Brett Barwick, associate professor of physics and the Harrison E. Farnsworth 1918 Chair in Physics at Ripon College, received a $301,261, three-year grant from the National Science Foundation, Fundamental Lectron-Photon Interactions. The grant is in support of providing equipment and monies for several summer research students.
Undergraduate students are sometimes (mistakenly) seen as drilling down on received knowledge, but these students have the opportunity to develop new knowledge. This research experience will open doors to graduate schools and the world of technology entrepreneurs. Moreover, opportunities for hands-on research will prepare students to initiate their own investigations and applications.

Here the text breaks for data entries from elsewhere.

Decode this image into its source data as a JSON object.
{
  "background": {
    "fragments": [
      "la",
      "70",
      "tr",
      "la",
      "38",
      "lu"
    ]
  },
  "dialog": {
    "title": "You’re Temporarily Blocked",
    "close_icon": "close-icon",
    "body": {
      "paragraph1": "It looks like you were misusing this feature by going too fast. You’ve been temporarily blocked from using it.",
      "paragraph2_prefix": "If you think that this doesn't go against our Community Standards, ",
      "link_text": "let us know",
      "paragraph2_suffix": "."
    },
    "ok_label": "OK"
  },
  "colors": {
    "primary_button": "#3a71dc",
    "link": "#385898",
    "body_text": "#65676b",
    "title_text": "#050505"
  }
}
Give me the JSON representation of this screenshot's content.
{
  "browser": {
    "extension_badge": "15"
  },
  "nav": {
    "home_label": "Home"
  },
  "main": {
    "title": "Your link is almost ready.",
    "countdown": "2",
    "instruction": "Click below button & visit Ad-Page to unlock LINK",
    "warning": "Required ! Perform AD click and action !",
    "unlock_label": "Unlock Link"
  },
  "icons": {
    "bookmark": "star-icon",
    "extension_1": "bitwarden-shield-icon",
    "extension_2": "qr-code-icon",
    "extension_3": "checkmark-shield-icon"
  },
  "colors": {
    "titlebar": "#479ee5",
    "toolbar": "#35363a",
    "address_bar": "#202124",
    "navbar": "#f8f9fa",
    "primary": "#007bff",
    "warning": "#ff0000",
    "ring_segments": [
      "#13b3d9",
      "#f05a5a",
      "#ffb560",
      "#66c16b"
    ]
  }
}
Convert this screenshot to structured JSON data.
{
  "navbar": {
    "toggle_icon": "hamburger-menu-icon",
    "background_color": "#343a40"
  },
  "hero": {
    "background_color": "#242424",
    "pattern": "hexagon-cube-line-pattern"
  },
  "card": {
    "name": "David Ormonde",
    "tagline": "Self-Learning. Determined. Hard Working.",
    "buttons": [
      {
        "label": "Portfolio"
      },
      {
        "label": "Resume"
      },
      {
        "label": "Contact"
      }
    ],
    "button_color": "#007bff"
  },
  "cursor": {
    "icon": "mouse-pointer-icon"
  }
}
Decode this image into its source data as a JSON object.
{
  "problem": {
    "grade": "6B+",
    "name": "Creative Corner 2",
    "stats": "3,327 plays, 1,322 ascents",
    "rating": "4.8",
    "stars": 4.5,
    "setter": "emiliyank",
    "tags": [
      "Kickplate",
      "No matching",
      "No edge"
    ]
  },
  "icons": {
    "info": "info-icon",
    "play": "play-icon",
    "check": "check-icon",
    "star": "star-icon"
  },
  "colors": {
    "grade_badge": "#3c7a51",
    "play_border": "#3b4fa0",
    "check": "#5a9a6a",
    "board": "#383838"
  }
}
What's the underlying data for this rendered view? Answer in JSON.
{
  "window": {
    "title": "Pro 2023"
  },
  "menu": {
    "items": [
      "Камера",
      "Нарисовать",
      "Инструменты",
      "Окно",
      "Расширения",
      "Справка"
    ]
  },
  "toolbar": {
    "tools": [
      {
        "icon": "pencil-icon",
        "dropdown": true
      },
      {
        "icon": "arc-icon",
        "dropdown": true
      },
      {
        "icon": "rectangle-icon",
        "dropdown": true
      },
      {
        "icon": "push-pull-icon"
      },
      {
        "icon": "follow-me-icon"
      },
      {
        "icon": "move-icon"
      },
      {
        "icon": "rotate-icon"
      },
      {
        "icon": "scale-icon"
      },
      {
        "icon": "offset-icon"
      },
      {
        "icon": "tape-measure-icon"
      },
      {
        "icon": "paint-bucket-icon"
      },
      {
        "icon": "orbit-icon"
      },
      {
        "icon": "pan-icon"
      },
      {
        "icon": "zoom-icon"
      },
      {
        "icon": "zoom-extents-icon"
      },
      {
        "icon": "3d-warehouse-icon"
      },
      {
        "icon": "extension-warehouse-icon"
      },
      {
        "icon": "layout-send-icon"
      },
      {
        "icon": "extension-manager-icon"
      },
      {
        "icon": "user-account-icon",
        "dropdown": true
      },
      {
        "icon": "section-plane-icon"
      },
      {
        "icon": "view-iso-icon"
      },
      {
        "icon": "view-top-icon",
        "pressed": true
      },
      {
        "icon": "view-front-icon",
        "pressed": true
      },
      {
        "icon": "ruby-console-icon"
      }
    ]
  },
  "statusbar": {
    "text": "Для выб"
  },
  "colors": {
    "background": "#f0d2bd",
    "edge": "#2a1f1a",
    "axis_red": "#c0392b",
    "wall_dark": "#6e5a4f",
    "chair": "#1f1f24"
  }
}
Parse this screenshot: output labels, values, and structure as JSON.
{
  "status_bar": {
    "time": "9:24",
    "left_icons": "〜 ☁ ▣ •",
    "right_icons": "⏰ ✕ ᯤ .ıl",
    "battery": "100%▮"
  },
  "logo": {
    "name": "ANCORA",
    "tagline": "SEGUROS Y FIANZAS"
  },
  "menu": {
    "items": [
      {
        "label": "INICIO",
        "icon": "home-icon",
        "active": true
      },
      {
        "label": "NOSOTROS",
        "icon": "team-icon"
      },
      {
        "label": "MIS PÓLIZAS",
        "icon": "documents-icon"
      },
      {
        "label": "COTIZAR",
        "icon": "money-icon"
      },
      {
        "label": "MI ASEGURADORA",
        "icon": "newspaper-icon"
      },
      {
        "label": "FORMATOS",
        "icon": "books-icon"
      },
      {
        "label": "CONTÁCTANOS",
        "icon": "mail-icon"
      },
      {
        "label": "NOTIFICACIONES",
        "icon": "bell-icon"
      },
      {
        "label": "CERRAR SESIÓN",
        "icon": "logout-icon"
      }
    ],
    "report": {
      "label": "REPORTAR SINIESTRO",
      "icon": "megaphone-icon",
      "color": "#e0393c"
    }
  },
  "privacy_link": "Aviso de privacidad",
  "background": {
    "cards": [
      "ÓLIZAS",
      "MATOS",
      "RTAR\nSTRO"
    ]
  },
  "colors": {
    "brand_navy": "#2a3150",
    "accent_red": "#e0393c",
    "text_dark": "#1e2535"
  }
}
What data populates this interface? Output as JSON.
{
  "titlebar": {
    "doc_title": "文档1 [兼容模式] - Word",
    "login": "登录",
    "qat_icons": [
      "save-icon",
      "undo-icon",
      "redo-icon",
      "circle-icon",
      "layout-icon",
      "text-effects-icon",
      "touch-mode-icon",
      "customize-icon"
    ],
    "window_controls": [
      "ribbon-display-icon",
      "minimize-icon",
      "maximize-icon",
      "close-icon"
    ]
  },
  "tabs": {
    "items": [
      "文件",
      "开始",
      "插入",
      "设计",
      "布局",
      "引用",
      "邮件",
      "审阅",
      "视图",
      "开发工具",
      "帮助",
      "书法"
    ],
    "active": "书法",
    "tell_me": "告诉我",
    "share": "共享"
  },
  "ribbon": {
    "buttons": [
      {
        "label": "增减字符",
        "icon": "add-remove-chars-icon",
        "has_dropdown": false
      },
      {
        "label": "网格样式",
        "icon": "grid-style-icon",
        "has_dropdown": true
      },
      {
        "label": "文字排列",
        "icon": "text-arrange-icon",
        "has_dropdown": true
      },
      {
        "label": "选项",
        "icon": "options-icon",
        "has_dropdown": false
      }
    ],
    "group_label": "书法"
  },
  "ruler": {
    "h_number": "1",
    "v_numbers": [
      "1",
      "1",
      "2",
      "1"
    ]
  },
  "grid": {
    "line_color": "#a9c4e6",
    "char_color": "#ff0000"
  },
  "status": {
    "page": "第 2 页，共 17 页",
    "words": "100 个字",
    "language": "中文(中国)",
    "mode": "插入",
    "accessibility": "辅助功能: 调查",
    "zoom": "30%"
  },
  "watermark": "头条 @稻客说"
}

“Over the last decade, a new research field has developed by combining electron microscopy with ultrafast lasers,” Dr. Barwick wrote in his proposal. “Now ‘ultrafast electron microscopes’ can be used to make movies of nanoscale (microscopic) processes that occur too quickly to observe with standard electron microscopes.”
Dr. Barwick explained that the project will focus primarily on fundamental quantum mechanical phenomena and on angular momentum from light to electrons. This project team also will explore how light can be used to compress electron pulses in time from picoseconds to tens of femptoseconds and to shape the spatial properties of electron beams.
Research today crosses disciplinary boundaries. For example, the Ripon experiments also will advance the technical capabilities of electron microscopes and have an impact on imaging and quantum control techniques that are needed for physics, chemistry and biology, Dr. Barwick said.